■ What is being asked ■
Return a word-for-word copy of the complete listing below.
[Opening Data in this exercise section]
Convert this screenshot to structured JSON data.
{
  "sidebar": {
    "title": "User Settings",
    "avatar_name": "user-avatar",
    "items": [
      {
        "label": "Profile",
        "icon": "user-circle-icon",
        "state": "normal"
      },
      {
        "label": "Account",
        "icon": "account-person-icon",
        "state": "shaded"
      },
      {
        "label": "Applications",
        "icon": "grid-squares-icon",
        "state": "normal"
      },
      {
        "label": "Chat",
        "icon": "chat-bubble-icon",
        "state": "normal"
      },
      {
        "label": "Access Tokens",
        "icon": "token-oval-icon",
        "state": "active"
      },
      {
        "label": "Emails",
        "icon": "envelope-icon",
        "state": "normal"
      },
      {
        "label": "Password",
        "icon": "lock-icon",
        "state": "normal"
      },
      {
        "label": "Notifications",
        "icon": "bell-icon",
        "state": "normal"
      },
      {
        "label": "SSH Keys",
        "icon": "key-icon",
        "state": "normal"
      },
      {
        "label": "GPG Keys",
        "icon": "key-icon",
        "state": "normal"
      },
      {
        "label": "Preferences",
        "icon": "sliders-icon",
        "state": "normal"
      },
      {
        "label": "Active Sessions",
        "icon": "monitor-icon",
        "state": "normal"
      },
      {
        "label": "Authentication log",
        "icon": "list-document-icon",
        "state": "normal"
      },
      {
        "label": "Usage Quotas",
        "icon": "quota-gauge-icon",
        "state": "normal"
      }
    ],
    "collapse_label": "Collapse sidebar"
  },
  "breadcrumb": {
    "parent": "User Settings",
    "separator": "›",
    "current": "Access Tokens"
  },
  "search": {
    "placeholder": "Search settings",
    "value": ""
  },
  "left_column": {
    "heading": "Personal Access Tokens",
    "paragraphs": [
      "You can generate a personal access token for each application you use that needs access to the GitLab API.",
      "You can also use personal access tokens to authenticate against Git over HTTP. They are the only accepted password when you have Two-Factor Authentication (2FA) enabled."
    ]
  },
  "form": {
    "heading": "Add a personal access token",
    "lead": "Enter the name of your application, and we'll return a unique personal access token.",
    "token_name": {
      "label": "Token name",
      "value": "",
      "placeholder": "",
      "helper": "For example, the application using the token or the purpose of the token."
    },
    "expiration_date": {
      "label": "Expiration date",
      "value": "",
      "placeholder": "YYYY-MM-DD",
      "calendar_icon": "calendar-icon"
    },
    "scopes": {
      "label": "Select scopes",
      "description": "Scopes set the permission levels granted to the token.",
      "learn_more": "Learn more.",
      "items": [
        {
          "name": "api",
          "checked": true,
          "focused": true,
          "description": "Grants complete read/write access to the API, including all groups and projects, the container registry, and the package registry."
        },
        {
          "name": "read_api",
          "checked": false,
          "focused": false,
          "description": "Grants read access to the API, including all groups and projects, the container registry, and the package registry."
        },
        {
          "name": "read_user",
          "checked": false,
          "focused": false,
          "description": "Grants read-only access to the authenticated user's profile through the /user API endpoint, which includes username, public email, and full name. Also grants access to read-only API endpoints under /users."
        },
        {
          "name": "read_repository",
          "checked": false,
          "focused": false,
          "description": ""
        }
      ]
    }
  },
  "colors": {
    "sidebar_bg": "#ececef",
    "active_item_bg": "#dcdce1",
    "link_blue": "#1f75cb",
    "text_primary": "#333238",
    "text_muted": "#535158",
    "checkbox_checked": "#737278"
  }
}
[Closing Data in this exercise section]
■ Solution for this problem ■
Convert this screenshot to structured JSON data.
{
  "sidebar": {
    "title": "User Settings",
    "avatar_name": "user-avatar",
    "items": [
      {
        "label": "Profile",
        "icon": "user-circle-icon",
        "state": "normal"
      },
      {
        "label": "Account",
        "icon": "account-person-icon",
        "state": "shaded"
      },
      {
        "label": "Applications",
        "icon": "grid-squares-icon",
        "state": "normal"
      },
      {
        "label": "Chat",
        "icon": "chat-bubble-icon",
        "state": "normal"
      },
      {
        "label": "Access Tokens",
        "icon": "token-oval-icon",
        "state": "active"
      },
      {
        "label": "Emails",
        "icon": "envelope-icon",
        "state": "normal"
      },
      {
        "label": "Password",
        "icon": "lock-icon",
        "state": "normal"
      },
      {
        "label": "Notifications",
        "icon": "bell-icon",
        "state": "normal"
      },
      {
        "label": "SSH Keys",
        "icon": "key-icon",
        "state": "normal"
      },
      {
        "label": "GPG Keys",
        "icon": "key-icon",
        "state": "normal"
      },
      {
        "label": "Preferences",
        "icon": "sliders-icon",
        "state": "normal"
      },
      {
        "label": "Active Sessions",
        "icon": "monitor-icon",
        "state": "normal"
      },
      {
        "label": "Authentication log",
        "icon": "list-document-icon",
        "state": "normal"
      },
      {
        "label": "Usage Quotas",
        "icon": "quota-gauge-icon",
        "state": "normal"
      }
    ],
    "collapse_label": "Collapse sidebar"
  },
  "breadcrumb": {
    "parent": "User Settings",
    "separator": "›",
    "current": "Access Tokens"
  },
  "search": {
    "placeholder": "Search settings",
    "value": ""
  },
  "left_column": {
    "heading": "Personal Access Tokens",
    "paragraphs": [
      "You can generate a personal access token for each application you use that needs access to the GitLab API.",
      "You can also use personal access tokens to authenticate against Git over HTTP. They are the only accepted password when you have Two-Factor Authentication (2FA) enabled."
    ]
  },
  "form": {
    "heading": "Add a personal access token",
    "lead": "Enter the name of your application, and we'll return a unique personal access token.",
    "token_name": {
      "label": "Token name",
      "value": "",
      "placeholder": "",
      "helper": "For example, the application using the token or the purpose of the token."
    },
    "expiration_date": {
      "label": "Expiration date",
      "value": "",
      "placeholder": "YYYY-MM-DD",
      "calendar_icon": "calendar-icon"
    },
    "scopes": {
      "label": "Select scopes",
      "description": "Scopes set the permission levels granted to the token.",
      "learn_more": "Learn more.",
      "items": [
        {
          "name": "api",
          "checked": true,
          "focused": true,
          "description": "Grants complete read/write access to the API, including all groups and projects, the container registry, and the package registry."
        },
        {
          "name": "read_api",
          "checked": false,
          "focused": false,
          "description": "Grants read access to the API, including all groups and projects, the container registry, and the package registry."
        },
        {
          "name": "read_user",
          "checked": false,
          "focused": false,
          "description": "Grants read-only access to the authenticated user's profile through the /user API endpoint, which includes username, public email, and full name. Also grants access to read-only API endpoints under /users."
        },
        {
          "name": "read_repository",
          "checked": false,
          "focused": false,
          "description": ""
        }
      ]
    }
  },
  "colors": {
    "sidebar_bg": "#ececef",
    "active_item_bg": "#dcdce1",
    "link_blue": "#1f75cb",
    "text_primary": "#333238",
    "text_muted": "#535158",
    "checkbox_checked": "#737278"
  }
}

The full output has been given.